What is needed: All the entries, exactly as they read, must be written out again.

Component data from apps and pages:
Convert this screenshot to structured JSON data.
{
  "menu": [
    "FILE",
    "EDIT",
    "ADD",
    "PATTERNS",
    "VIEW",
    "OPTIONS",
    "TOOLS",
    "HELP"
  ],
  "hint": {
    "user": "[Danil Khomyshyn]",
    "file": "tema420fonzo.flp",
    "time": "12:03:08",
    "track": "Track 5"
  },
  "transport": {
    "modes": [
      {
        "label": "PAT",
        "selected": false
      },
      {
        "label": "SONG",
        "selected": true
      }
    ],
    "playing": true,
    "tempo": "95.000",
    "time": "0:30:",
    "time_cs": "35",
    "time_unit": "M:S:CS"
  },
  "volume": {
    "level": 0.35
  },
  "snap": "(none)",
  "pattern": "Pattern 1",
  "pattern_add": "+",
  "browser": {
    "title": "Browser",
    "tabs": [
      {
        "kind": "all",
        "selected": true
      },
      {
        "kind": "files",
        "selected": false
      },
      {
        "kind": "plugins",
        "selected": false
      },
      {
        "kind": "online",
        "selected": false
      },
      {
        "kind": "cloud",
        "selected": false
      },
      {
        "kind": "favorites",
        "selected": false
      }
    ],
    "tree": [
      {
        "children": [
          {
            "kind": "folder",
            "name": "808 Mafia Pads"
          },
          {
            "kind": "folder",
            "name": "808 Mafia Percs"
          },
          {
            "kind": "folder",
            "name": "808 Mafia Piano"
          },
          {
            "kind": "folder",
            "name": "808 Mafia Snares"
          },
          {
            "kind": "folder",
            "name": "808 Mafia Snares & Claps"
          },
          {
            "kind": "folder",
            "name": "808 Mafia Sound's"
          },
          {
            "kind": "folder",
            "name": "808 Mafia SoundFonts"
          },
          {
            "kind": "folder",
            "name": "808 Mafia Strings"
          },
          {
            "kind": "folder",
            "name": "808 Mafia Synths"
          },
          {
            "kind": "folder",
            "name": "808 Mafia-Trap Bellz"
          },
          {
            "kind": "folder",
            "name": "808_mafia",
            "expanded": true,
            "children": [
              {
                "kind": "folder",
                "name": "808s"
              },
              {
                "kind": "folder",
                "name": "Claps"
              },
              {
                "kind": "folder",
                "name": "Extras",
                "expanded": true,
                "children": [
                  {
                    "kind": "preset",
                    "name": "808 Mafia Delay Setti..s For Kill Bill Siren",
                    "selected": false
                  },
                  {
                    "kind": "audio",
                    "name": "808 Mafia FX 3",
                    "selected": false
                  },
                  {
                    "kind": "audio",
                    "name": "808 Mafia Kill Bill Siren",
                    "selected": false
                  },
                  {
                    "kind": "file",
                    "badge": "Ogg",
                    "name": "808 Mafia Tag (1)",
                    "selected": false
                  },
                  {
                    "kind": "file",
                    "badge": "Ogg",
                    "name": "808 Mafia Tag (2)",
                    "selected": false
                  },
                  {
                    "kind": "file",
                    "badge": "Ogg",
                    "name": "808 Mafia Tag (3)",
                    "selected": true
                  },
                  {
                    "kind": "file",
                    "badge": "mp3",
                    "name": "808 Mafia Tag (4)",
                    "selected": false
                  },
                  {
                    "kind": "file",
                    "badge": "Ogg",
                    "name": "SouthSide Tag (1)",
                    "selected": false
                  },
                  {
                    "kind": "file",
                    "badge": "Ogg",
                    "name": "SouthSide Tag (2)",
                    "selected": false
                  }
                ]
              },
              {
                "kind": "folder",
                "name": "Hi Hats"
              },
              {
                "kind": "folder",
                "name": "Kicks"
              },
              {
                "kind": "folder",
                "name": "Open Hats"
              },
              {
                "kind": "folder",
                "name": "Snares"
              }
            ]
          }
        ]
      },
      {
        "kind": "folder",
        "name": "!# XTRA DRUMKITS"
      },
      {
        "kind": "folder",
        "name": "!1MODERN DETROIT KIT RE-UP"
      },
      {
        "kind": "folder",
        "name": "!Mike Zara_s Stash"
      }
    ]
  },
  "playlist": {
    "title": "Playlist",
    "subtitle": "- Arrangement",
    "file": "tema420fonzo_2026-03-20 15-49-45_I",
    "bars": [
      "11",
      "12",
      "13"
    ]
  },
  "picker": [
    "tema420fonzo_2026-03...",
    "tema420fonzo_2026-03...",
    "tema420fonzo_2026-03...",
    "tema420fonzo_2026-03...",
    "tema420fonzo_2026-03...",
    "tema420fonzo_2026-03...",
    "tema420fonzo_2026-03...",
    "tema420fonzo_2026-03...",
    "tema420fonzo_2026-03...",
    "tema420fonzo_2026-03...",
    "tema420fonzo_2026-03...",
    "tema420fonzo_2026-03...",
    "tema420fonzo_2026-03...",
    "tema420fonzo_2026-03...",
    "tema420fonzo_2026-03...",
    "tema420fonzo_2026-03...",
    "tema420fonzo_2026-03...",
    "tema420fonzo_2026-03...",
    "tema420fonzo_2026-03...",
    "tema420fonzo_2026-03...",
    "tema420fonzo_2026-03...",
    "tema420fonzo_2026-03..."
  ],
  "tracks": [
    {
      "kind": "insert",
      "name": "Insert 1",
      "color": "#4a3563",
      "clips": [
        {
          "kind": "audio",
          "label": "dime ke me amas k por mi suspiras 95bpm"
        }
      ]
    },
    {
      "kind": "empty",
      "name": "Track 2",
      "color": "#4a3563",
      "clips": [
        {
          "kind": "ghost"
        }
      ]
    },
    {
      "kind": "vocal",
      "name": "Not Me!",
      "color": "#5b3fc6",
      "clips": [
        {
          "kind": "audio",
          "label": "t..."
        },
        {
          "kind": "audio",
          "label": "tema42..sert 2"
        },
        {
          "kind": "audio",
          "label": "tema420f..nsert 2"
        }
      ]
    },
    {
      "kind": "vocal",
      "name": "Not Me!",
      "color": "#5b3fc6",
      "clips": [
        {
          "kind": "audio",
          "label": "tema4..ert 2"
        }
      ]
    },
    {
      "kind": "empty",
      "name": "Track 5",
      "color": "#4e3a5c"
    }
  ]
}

Answer section:
Convert this screenshot to structured JSON data.
{
  "menu": [
    "FILE",
    "EDIT",
    "ADD",
    "PATTERNS",
    "VIEW",
    "OPTIONS",
    "TOOLS",
    "HELP"
  ],
  "hint": {
    "user": "[Danil Khomyshyn]",
    "file": "tema420fonzo.flp",
    "time": "12:03:08",
    "track": "Track 5"
  },
  "transport": {
    "modes": [
      {
        "label": "PAT",
        "selected": false
      },
      {
        "label": "SONG",
        "selected": true
      }
    ],
    "playing": true,
    "tempo": "95.000",
    "time": "0:30:",
    "time_cs": "35",
    "time_unit": "M:S:CS"
  },
  "volume": {
    "level": 0.35
  },
  "snap": "(none)",
  "pattern": "Pattern 1",
  "pattern_add": "+",
  "browser": {
    "title": "Browser",
    "tabs": [
      {
        "kind": "all",
        "selected": true
      },
      {
        "kind": "files",
        "selected": false
      },
      {
        "kind": "plugins",
        "selected": false
      },
      {
        "kind": "online",
        "selected": false
      },
      {
        "kind": "cloud",
        "selected": false
      },
      {
        "kind": "favorites",
        "selected": false
      }
    ],
    "tree": [
      {
        "children": [
          {
            "kind": "folder",
            "name": "808 Mafia Pads"
          },
          {
            "kind": "folder",
            "name": "808 Mafia Percs"
          },
          {
            "kind": "folder",
            "name": "808 Mafia Piano"
          },
          {
            "kind": "folder",
            "name": "808 Mafia Snares"
          },
          {
            "kind": "folder",
            "name": "808 Mafia Snares & Claps"
          },
          {
            "kind": "folder",
            "name": "808 Mafia Sound's"
          },
          {
            "kind": "folder",
            "name": "808 Mafia SoundFonts"
          },
          {
            "kind": "folder",
            "name": "808 Mafia Strings"
          },
          {
            "kind": "folder",
            "name": "808 Mafia Synths"
          },
          {
            "kind": "folder",
            "name": "808 Mafia-Trap Bellz"
          },
          {
            "kind": "folder",
            "name": "808_mafia",
            "expanded": true,
            "children": [
              {
                "kind": "folder",
                "name": "808s"
              },
              {
                "kind": "folder",
                "name": "Claps"
              },
              {
                "kind": "folder",
                "name": "Extras",
                "expanded": true,
                "children": [
                  {
                    "kind": "preset",
                    "name": "808 Mafia Delay Setti..s For Kill Bill Siren",
                    "selected": false
                  },
                  {
                    "kind": "audio",
                    "name": "808 Mafia FX 3",
                    "selected": false
                  },
                  {
                    "kind": "audio",
                    "name": "808 Mafia Kill Bill Siren",
                    "selected": false
                  },
                  {
                    "kind": "file",
                    "badge": "Ogg",
                    "name": "808 Mafia Tag (1)",
                    "selected": false
                  },
                  {
                    "kind": "file",
                    "badge": "Ogg",
                    "name": "808 Mafia Tag (2)",
                    "selected": false
                  },
                  {
                    "kind": "file",
                    "badge": "Ogg",
                    "name": "808 Mafia Tag (3)",
                    "selected": true
                  },
                  {
                    "kind": "file",
                    "badge": "mp3",
                    "name": "808 Mafia Tag (4)",
                    "selected": false
                  },
                  {
                    "kind": "file",
                    "badge": "Ogg",
                    "name": "SouthSide Tag (1)",
                    "selected": false
                  },
                  {
                    "kind": "file",
                    "badge": "Ogg",
                    "name": "SouthSide Tag (2)",
                    "selected": false
                  }
                ]
              },
              {
                "kind": "folder",
                "name": "Hi Hats"
              },
              {
                "kind": "folder",
                "name": "Kicks"
              },
              {
                "kind": "folder",
                "name": "Open Hats"
              },
              {
                "kind": "folder",
                "name": "Snares"
              }
            ]
          }
        ]
      },
      {
        "kind": "folder",
        "name": "!# XTRA DRUMKITS"
      },
      {
        "kind": "folder",
        "name": "!1MODERN DETROIT KIT RE-UP"
      },
      {
        "kind": "folder",
        "name": "!Mike Zara_s Stash"
      }
    ]
  },
  "playlist": {
    "title": "Playlist",
    "subtitle": "- Arrangement",
    "file": "tema420fonzo_2026-03-20 15-49-45_I",
    "bars": [
      "11",
      "12",
      "13"
    ]
  },
  "picker": [
    "tema420fonzo_2026-03...",
    "tema420fonzo_2026-03...",
    "tema420fonzo_2026-03...",
    "tema420fonzo_2026-03...",
    "tema420fonzo_2026-03...",
    "tema420fonzo_2026-03...",
    "tema420fonzo_2026-03...",
    "tema420fonzo_2026-03...",
    "tema420fonzo_2026-03...",
    "tema420fonzo_2026-03...",
    "tema420fonzo_2026-03...",
    "tema420fonzo_2026-03...",
    "tema420fonzo_2026-03...",
    "tema420fonzo_2026-03...",
    "tema420fonzo_2026-03...",
    "tema420fonzo_2026-03...",
    "tema420fonzo_2026-03...",
    "tema420fonzo_2026-03...",
    "tema420fonzo_2026-03...",
    "tema420fonzo_2026-03...",
    "tema420fonzo_2026-03...",
    "tema420fonzo_2026-03..."
  ],
  "tracks": [
    {
      "kind": "insert",
      "name": "Insert 1",
      "color": "#4a3563",
      "clips": [
        {
          "kind": "audio",
          "label": "dime ke me amas k por mi suspiras 95bpm"
        }
      ]
    },
    {
      "kind": "empty",
      "name": "Track 2",
      "color": "#4a3563",
      "clips": [
        {
          "kind": "ghost"
        }
      ]
    },
    {
      "kind": "vocal",
      "name": "Not Me!",
      "color": "#5b3fc6",
      "clips": [
        {
          "kind": "audio",
          "label": "t..."
        },
        {
          "kind": "audio",
          "label": "tema42..sert 2"
        },
        {
          "kind": "audio",
          "label": "tema420f..nsert 2"
        }
      ]
    },
    {
      "kind": "vocal",
      "name": "Not Me!",
      "color": "#5b3fc6",
      "clips": [
        {
          "kind": "audio",
          "label": "tema4..ert 2"
        }
      ]
    },
    {
      "kind": "empty",
      "name": "Track 5",
      "color": "#4e3a5c"
    }
  ]
}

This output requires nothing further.